<<<<
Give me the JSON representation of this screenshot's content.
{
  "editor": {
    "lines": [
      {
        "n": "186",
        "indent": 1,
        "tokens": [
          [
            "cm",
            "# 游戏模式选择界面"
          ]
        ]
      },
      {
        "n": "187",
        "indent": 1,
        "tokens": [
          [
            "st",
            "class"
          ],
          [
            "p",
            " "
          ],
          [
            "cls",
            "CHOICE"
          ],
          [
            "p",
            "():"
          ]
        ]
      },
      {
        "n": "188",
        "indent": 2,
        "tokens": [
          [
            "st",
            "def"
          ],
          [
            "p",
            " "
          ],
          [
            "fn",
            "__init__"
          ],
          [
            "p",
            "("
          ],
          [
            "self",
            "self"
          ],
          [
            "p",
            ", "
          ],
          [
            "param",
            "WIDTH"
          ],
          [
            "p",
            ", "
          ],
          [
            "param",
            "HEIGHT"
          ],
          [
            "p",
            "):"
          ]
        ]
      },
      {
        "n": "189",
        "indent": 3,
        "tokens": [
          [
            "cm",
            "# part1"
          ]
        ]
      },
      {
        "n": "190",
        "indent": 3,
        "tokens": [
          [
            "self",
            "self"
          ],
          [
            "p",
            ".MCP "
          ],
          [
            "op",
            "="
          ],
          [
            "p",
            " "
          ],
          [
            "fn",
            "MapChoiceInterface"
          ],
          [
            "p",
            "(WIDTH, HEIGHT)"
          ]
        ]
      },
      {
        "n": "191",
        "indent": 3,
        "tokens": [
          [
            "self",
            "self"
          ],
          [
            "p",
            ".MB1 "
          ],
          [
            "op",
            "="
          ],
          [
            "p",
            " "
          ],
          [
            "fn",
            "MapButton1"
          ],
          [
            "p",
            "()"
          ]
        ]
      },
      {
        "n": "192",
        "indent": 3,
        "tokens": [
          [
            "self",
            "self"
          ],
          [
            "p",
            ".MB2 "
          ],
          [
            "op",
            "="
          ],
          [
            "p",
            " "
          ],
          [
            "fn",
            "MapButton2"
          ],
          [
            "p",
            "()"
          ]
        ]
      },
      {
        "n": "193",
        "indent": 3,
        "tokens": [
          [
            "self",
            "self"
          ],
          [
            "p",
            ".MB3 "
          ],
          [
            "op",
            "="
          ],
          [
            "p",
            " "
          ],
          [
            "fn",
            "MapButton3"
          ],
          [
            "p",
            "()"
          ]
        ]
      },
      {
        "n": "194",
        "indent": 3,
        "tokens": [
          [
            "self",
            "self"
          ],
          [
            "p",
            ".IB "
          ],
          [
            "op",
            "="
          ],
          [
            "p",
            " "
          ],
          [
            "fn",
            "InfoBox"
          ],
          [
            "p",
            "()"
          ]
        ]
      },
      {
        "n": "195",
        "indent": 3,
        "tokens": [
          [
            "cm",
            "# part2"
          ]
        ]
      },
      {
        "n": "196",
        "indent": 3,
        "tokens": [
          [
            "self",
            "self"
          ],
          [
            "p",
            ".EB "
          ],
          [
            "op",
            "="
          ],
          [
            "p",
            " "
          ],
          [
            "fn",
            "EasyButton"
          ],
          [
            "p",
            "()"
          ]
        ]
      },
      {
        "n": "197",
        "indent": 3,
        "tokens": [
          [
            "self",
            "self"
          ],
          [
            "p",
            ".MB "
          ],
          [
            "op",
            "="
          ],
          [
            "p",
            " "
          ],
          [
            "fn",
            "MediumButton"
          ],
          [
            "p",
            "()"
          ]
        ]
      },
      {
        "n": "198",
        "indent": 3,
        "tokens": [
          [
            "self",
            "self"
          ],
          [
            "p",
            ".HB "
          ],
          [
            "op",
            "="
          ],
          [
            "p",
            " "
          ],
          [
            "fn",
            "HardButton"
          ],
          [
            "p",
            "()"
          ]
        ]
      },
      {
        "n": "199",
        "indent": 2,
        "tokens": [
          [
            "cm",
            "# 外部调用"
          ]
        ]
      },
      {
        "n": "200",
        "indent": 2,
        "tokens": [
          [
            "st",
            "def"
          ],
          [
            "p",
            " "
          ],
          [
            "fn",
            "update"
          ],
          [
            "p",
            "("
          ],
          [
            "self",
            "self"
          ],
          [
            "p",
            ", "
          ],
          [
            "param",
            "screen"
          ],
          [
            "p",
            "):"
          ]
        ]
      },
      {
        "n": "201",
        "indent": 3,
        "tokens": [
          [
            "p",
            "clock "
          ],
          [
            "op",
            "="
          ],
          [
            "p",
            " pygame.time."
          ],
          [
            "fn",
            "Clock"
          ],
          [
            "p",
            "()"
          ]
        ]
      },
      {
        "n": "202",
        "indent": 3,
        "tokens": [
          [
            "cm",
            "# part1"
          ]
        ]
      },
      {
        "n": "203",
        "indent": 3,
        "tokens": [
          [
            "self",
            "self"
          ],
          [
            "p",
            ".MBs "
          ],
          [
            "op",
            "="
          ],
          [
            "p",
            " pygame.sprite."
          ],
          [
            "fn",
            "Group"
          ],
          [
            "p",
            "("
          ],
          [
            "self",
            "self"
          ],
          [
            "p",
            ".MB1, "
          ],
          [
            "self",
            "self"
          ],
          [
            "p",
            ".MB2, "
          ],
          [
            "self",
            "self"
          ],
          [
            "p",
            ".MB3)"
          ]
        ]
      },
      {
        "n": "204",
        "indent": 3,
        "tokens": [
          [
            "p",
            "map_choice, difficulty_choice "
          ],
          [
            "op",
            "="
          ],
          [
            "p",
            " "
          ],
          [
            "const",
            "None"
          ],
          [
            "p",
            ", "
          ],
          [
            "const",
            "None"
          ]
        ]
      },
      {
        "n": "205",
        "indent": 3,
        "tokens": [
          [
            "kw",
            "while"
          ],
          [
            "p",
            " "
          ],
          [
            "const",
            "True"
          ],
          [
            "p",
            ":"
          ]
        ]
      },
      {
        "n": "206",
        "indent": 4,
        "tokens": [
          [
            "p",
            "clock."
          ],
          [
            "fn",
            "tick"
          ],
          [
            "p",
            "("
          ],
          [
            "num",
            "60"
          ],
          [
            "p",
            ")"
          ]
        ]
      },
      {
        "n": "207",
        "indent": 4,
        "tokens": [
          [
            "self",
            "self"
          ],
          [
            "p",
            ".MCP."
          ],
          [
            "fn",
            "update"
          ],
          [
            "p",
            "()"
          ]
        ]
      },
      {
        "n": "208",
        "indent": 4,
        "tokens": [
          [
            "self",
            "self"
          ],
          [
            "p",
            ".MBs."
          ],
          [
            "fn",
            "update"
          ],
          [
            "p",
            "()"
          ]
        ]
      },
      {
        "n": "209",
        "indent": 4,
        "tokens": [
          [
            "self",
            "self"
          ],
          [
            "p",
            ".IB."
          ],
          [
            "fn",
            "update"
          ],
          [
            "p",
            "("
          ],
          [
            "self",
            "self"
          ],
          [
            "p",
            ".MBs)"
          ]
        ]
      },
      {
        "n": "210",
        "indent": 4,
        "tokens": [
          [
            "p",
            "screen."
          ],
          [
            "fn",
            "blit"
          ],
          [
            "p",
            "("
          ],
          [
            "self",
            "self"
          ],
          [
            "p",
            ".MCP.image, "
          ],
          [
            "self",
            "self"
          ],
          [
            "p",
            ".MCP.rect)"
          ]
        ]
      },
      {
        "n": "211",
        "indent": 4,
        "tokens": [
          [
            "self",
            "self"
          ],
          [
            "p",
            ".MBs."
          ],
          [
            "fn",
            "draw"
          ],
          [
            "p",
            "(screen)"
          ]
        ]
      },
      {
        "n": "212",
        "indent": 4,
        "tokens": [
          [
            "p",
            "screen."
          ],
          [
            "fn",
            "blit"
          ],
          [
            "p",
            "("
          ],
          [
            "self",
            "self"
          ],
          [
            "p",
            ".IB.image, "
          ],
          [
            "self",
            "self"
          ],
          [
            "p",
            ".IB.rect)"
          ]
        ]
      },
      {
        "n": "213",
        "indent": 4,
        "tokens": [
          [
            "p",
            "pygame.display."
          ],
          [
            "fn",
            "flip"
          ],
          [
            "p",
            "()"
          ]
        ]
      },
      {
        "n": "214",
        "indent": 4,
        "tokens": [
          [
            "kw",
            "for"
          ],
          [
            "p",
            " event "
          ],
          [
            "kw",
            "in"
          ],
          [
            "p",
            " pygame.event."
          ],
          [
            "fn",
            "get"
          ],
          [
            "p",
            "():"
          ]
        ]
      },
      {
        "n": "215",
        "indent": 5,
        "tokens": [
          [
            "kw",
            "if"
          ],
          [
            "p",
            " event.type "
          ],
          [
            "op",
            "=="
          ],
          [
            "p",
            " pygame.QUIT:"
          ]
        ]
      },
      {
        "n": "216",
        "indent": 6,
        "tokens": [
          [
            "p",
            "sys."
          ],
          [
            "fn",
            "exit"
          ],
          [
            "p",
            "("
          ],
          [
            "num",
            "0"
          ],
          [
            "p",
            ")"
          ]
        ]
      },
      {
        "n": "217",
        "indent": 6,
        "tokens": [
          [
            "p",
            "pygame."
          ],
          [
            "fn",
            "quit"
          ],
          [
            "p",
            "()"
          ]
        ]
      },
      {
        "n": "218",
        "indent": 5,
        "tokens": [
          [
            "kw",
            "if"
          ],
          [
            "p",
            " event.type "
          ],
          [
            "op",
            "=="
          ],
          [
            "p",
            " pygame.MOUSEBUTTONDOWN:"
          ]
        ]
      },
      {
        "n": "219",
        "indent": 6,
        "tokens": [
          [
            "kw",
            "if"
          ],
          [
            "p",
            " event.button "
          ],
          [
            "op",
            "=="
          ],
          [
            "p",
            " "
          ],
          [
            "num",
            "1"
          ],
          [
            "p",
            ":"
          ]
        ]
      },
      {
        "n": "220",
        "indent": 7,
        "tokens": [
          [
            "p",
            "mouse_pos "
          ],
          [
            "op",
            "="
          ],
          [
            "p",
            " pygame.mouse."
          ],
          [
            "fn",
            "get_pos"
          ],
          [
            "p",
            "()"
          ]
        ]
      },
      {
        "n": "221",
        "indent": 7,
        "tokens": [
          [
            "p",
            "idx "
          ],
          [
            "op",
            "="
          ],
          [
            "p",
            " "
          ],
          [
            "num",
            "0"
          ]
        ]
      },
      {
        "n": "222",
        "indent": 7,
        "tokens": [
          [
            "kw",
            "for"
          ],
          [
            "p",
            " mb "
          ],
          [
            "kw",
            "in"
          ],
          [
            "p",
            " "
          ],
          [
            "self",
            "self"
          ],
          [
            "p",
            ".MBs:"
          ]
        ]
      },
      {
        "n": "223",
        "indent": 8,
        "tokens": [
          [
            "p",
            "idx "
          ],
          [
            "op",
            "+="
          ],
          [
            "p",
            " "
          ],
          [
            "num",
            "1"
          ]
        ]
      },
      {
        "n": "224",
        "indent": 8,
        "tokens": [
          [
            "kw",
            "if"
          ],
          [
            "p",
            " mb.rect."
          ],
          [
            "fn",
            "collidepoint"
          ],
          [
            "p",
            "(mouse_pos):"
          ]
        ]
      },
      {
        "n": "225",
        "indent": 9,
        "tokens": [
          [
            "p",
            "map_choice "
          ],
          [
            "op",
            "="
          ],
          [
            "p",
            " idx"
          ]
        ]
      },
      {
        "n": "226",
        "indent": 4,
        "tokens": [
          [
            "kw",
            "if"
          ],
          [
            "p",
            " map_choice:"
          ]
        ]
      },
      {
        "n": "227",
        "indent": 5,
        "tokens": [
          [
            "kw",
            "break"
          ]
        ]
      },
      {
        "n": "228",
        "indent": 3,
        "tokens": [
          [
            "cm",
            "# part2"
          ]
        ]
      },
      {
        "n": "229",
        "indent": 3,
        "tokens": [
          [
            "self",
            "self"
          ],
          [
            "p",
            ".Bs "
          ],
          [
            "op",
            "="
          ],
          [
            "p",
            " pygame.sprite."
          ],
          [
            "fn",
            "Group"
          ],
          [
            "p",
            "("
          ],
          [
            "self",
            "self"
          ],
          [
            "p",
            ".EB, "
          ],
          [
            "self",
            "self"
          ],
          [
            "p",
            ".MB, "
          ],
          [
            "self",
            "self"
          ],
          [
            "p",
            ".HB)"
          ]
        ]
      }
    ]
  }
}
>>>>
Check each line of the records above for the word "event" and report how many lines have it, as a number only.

5